→ Task prompt
Which lines of the data include the string "header"? List them all.

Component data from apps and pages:
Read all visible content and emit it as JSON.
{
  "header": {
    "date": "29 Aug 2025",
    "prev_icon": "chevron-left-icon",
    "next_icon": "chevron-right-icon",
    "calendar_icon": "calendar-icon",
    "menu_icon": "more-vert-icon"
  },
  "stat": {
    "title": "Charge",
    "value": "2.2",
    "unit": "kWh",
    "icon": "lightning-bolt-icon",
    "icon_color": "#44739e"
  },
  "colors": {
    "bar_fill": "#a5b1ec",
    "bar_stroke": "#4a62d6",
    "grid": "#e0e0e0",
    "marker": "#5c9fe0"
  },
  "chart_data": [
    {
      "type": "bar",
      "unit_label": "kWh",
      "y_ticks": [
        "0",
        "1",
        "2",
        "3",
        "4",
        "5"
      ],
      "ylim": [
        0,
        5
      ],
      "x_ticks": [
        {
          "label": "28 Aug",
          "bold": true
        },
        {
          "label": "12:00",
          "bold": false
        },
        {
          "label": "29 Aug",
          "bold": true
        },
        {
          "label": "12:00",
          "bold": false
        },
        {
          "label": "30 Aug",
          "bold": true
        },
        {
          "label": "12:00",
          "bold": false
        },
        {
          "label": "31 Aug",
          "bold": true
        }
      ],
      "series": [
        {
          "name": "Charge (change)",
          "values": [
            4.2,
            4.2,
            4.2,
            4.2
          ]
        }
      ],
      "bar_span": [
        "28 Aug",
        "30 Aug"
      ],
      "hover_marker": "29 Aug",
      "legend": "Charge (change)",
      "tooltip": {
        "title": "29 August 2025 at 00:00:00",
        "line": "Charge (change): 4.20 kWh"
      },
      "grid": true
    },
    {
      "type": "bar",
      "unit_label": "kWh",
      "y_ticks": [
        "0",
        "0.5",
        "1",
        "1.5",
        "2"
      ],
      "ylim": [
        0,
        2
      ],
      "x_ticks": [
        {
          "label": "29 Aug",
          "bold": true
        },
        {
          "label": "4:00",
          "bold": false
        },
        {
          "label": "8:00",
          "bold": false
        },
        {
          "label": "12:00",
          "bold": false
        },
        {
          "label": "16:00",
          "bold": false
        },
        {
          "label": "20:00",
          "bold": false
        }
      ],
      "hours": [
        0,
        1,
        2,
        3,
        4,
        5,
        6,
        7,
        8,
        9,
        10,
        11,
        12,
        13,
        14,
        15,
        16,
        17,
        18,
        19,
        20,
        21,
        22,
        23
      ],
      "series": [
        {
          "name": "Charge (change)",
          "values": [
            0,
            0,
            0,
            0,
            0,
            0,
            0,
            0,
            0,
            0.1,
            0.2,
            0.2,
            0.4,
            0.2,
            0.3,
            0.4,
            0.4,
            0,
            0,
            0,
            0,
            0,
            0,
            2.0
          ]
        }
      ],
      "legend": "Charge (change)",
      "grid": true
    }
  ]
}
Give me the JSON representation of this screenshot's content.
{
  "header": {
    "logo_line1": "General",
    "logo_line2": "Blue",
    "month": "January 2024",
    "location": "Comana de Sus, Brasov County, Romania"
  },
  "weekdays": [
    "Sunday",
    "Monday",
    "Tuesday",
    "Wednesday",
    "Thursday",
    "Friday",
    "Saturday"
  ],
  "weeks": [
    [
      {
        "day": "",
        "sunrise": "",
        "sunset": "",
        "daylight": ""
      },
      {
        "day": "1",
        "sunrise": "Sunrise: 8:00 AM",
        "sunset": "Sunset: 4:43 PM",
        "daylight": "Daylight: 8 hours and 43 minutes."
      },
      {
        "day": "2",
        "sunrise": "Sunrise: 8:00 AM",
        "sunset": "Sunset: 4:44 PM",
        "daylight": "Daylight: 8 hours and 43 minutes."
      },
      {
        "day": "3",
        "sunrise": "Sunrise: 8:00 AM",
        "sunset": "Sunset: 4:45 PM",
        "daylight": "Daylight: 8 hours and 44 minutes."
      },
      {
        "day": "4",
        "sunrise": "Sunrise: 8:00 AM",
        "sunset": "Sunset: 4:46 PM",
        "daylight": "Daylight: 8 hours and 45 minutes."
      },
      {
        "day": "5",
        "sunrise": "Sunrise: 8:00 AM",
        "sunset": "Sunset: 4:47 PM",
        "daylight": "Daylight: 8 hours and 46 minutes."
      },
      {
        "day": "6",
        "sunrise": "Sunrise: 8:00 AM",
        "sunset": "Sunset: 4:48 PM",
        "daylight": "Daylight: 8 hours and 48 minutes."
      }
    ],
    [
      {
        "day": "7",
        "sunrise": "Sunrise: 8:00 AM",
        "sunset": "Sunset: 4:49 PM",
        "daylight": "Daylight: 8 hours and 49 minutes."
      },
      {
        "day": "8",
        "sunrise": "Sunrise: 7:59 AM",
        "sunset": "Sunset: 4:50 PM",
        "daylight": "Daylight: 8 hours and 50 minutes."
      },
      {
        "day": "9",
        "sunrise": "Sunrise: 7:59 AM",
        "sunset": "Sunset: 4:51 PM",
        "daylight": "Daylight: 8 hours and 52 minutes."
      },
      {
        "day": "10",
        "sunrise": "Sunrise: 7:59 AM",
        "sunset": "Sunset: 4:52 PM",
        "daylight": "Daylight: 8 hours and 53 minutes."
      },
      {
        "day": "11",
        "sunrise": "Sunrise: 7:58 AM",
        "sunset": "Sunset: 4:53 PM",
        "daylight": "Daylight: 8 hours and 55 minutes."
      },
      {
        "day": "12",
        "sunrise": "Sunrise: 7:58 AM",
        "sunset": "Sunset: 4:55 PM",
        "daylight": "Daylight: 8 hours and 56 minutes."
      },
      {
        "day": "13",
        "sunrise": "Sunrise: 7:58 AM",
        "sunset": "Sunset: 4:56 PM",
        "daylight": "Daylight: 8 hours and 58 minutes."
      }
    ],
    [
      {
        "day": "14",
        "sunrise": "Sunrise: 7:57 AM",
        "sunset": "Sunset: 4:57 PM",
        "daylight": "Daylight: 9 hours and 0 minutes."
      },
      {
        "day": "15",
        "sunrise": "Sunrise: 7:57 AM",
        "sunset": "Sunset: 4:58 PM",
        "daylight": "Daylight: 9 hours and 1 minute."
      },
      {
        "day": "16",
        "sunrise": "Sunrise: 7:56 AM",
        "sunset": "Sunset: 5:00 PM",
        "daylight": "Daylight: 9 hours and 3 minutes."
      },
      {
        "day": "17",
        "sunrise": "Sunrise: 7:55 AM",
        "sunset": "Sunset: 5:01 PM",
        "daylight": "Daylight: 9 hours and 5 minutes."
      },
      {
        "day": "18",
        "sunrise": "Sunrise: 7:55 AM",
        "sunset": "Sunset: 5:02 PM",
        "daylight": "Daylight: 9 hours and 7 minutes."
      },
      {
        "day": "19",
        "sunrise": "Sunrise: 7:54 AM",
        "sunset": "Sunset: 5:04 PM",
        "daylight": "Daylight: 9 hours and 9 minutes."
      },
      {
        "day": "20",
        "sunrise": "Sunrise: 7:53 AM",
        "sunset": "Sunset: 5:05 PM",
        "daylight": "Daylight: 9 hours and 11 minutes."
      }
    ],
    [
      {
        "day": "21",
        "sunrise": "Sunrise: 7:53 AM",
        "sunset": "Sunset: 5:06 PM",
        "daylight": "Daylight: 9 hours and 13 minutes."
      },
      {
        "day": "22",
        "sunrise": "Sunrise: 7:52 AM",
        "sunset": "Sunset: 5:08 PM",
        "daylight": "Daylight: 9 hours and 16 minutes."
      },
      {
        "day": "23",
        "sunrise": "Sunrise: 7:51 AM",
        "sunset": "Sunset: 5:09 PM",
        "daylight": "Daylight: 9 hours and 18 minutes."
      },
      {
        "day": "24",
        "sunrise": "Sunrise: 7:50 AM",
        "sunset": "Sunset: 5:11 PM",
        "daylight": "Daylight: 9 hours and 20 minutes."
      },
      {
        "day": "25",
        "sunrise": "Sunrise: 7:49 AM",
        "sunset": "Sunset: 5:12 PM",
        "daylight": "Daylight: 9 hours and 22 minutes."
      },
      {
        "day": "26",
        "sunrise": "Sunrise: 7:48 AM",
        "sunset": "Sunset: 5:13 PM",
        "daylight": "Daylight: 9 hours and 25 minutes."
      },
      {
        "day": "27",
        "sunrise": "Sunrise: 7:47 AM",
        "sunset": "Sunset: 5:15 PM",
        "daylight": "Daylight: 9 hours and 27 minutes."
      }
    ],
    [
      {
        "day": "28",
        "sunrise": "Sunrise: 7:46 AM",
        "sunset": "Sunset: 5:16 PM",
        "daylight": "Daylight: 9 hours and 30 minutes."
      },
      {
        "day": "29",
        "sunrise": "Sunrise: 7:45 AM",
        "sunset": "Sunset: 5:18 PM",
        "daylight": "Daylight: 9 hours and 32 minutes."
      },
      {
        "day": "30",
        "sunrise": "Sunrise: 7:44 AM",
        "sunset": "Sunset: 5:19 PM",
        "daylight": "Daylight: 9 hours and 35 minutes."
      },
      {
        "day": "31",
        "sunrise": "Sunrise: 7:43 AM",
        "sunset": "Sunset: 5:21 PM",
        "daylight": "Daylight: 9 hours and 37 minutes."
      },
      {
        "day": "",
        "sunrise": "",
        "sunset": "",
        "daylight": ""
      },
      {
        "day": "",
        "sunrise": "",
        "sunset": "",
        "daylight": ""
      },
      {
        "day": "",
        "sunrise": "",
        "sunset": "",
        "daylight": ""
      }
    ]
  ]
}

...

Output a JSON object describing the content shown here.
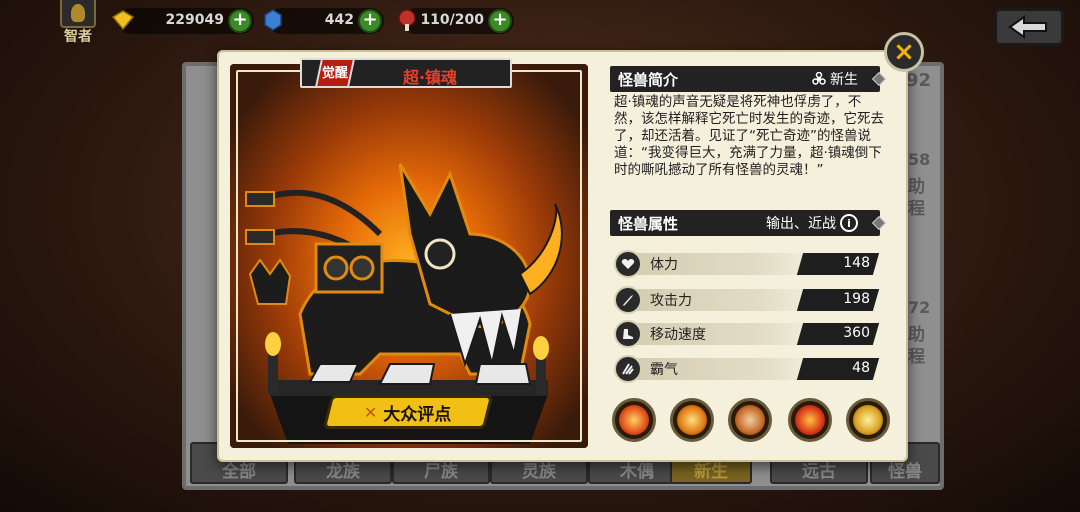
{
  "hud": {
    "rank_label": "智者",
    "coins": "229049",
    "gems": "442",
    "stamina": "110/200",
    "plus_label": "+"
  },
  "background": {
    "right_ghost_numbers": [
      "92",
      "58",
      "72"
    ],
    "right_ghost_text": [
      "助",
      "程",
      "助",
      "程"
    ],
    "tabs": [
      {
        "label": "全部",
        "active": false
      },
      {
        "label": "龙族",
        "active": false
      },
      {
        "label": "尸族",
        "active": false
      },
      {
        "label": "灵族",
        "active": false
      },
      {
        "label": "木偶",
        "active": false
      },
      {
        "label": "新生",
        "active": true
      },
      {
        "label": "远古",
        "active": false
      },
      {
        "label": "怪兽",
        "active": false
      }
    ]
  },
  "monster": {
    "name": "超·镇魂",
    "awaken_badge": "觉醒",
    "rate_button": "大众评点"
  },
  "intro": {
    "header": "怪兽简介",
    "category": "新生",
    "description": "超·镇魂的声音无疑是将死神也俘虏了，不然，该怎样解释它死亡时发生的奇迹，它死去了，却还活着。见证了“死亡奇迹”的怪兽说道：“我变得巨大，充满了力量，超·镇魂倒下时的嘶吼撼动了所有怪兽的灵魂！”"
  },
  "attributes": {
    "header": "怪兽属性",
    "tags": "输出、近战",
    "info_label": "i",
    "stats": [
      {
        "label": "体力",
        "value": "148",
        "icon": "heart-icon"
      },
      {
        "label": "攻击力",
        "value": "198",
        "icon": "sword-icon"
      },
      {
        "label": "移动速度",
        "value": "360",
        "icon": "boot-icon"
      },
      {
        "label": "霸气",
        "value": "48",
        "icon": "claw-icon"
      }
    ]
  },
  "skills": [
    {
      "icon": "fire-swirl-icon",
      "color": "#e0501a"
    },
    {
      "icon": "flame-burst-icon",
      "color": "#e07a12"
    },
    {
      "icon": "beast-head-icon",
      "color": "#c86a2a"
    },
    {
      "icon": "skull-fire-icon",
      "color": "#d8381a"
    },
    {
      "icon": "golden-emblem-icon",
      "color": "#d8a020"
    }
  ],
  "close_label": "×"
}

→ Response to the task
  "header": {
  "header": {
    "header": "怪兽简介",
    "header": "怪兽属性",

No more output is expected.